|Elio di Rupo will be Belgium's first prime minister from francophone Wallonia since 1974 [EPA]
Belgian politicians have finally agreed to form a government after record-long talks finally led to the creation of a six-party coalition tasked with implementing the most profound state reform in decades and restoring the country's finances.
The government, announced late on Monday and due to be sworn in on Tuesday almost 18 months since the last elections in June 2010, will be headed by Elio Di Rupo, the French-speaking Socialist leader.
Di Rupo is the first Belgian prime minister to come from the francophone region of Wallonia since 1974, as well as the first son of immigrants and the first openly gay person to lead the government of the bilingual country.
Di Rupo's government retains many of the ministers from the caretaker government of Yves Leterme, the current acting prime minister, albeit in different roles.
Steven Vanackere, a Flemish Christian Democrat, becomes finance minister and Didier Reynders, a francophone Liberal, foreign minister in a straight job switch.

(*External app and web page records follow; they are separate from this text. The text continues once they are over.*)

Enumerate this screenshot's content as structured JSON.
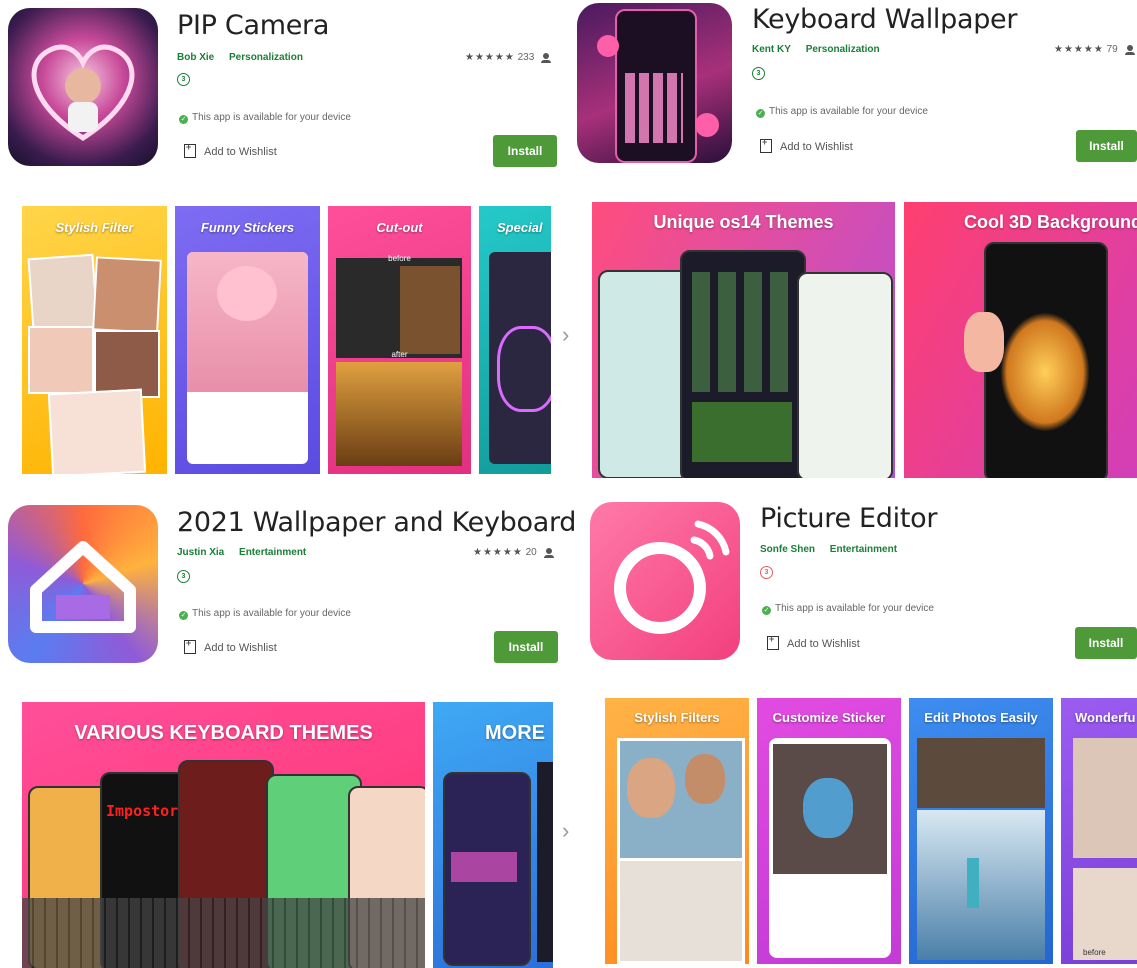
{
  "apps": [
    {
      "title": "PIP Camera",
      "developer": "Bob Xie",
      "category": "Personalization",
      "rating_count": "233",
      "stars": "★★★★★",
      "availability": "This app is available for your device",
      "wishlist": "Add to Wishlist",
      "install": "Install",
      "badge": "3",
      "screenshots": [
        "Stylish Filter",
        "Funny Stickers",
        "Cut-out",
        "Special"
      ],
      "sub_labels": [
        "before",
        "after"
      ]
    },
    {
      "title": "Keyboard Wallpaper",
      "developer": "Kent KY",
      "category": "Personalization",
      "rating_count": "79",
      "stars": "★★★★★",
      "availability": "This app is available for your device",
      "wishlist": "Add to Wishlist",
      "install": "Install",
      "badge": "3",
      "screenshots": [
        "Unique os14 Themes",
        "Cool 3D Background"
      ]
    },
    {
      "title": "2021 Wallpaper and Keyboard",
      "developer": "Justin Xia",
      "category": "Entertainment",
      "rating_count": "20",
      "stars": "★★★★★",
      "availability": "This app is available for your device",
      "wishlist": "Add to Wishlist",
      "install": "Install",
      "badge": "3",
      "screenshots": [
        "VARIOUS KEYBOARD THEMES",
        "MORE"
      ]
    },
    {
      "title": "Picture Editor",
      "developer": "Sonfe Shen",
      "category": "Entertainment",
      "availability": "This app is available for your device",
      "wishlist": "Add to Wishlist",
      "install": "Install",
      "badge": "3",
      "screenshots": [
        "Stylish Filters",
        "Customize Sticker",
        "Edit Photos Easily",
        "Wonderfu"
      ],
      "sub_labels": [
        "before"
      ]
    }
  ],
  "nav": {
    "next": "›"
  },
  "colors": {
    "install_green": "#4e9a39",
    "meta_green": "#1a7f37"
  }
}
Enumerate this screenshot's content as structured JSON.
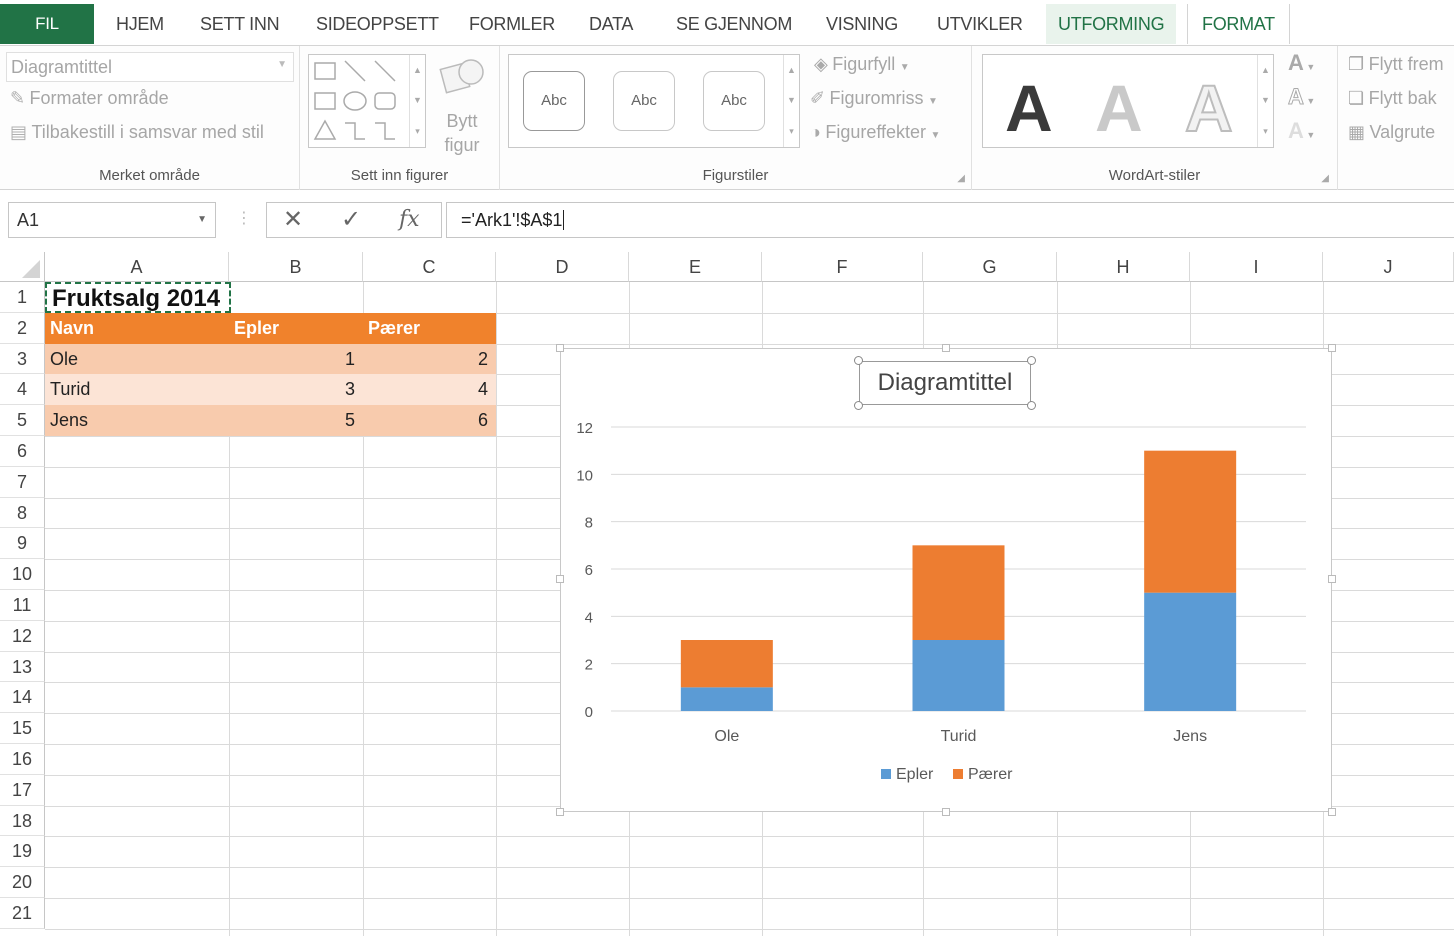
{
  "tabs": {
    "file": "FIL",
    "home": "HJEM",
    "insert": "SETT INN",
    "page_layout": "SIDEOPPSETT",
    "formulas": "FORMLER",
    "data": "DATA",
    "review": "SE GJENNOM",
    "view": "VISNING",
    "developer": "UTVIKLER",
    "design": "UTFORMING",
    "format": "FORMAT"
  },
  "ribbon": {
    "selection": {
      "dropdown_value": "Diagramtittel",
      "format_selection": "Formater område",
      "reset_to_match_style": "Tilbakestill i samsvar med stil",
      "label": "Merket område"
    },
    "insert_shapes": {
      "change_shape_line1": "Bytt",
      "change_shape_line2": "figur",
      "label": "Sett inn figurer"
    },
    "shape_styles": {
      "sample": "Abc",
      "shape_fill": "Figurfyll",
      "shape_outline": "Figuromriss",
      "shape_effects": "Figureffekter",
      "label": "Figurstiler"
    },
    "wordart": {
      "letter": "A",
      "label": "WordArt-stiler"
    },
    "arrange": {
      "bring_forward": "Flytt frem",
      "send_backward": "Flytt bak",
      "selection_pane": "Valgrute"
    }
  },
  "formula_bar": {
    "name_box": "A1",
    "fx": "fx",
    "formula": "='Ark1'!$A$1"
  },
  "grid": {
    "columns": [
      "A",
      "B",
      "C",
      "D",
      "E",
      "F",
      "G",
      "H",
      "I",
      "J"
    ],
    "rows": [
      "1",
      "2",
      "3",
      "4",
      "5",
      "6",
      "7",
      "8",
      "9",
      "10",
      "11",
      "12",
      "13",
      "14",
      "15",
      "16",
      "17",
      "18",
      "19",
      "20",
      "21"
    ],
    "title": "Fruktsalg 2014",
    "table_headers": [
      "Navn",
      "Epler",
      "Pærer"
    ],
    "table_rows": [
      [
        "Ole",
        "1",
        "2"
      ],
      [
        "Turid",
        "3",
        "4"
      ],
      [
        "Jens",
        "5",
        "6"
      ]
    ]
  },
  "chart_data": {
    "type": "bar",
    "stacked": true,
    "title": "Diagramtittel",
    "categories": [
      "Ole",
      "Turid",
      "Jens"
    ],
    "series": [
      {
        "name": "Epler",
        "values": [
          1,
          3,
          5
        ],
        "color": "#5b9bd5"
      },
      {
        "name": "Pærer",
        "values": [
          2,
          4,
          6
        ],
        "color": "#ed7d31"
      }
    ],
    "ylim": [
      0,
      12
    ],
    "yticks": [
      0,
      2,
      4,
      6,
      8,
      10,
      12
    ],
    "grid": true,
    "legend": "bottom"
  },
  "colors": {
    "brand": "#217346",
    "table_header": "#f0822c",
    "band_dark": "#f8cbad",
    "band_light": "#fce4d6"
  }
}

The government must satisfy demands of the Dutch-speaking Flemish majority for devolution of further powers to Belgium's regions, and may have to redraw a budget that economists say is based on too optimistic a growth forecast.
The more right-leaning Flemish electorate has already expressed concern about being led by a French-speaking Socialist, and one whose command of Dutch is considered limited.
A poll in Le Soir newspaper showed just 29 per cent of Flemish people had confidence in Di Rupo, although his support in French-speaking Wallonia was 69 per cent.
Talks including N-VA, a party that wants Flanders to break free from Belgium, were deadlocked for months, prompting speculation that 181-year-old Belgium could break apart.
The N-VA's eventual exit opened the door for a deal resolving electoral boundaries around the capital Brussels, devolution of more powers to the regions and financial transfers, issues over which Belgium's linguistic groups have argued for years.
Belgium also has a budget battle on its hands and might be forced to toughen austerity measures that drew 50,000 protesters onto the streets last Friday.
Belgium has found itself in an uncomfortable middle ground between triple-A rated eurozone countries and those at the periphery of the single currency bloc whose sovereign debt has been sharply sold off since the start of last year.
Belgium's public sector debt totalled 96 per cent of gross domestic product last year, putting it behind only Greece and Italy in the eurozone and on a par with Ireland.
It has also been saddled with providing the bulk of state guarantees to the bailed-out Franco-Belgian financial group Dexia.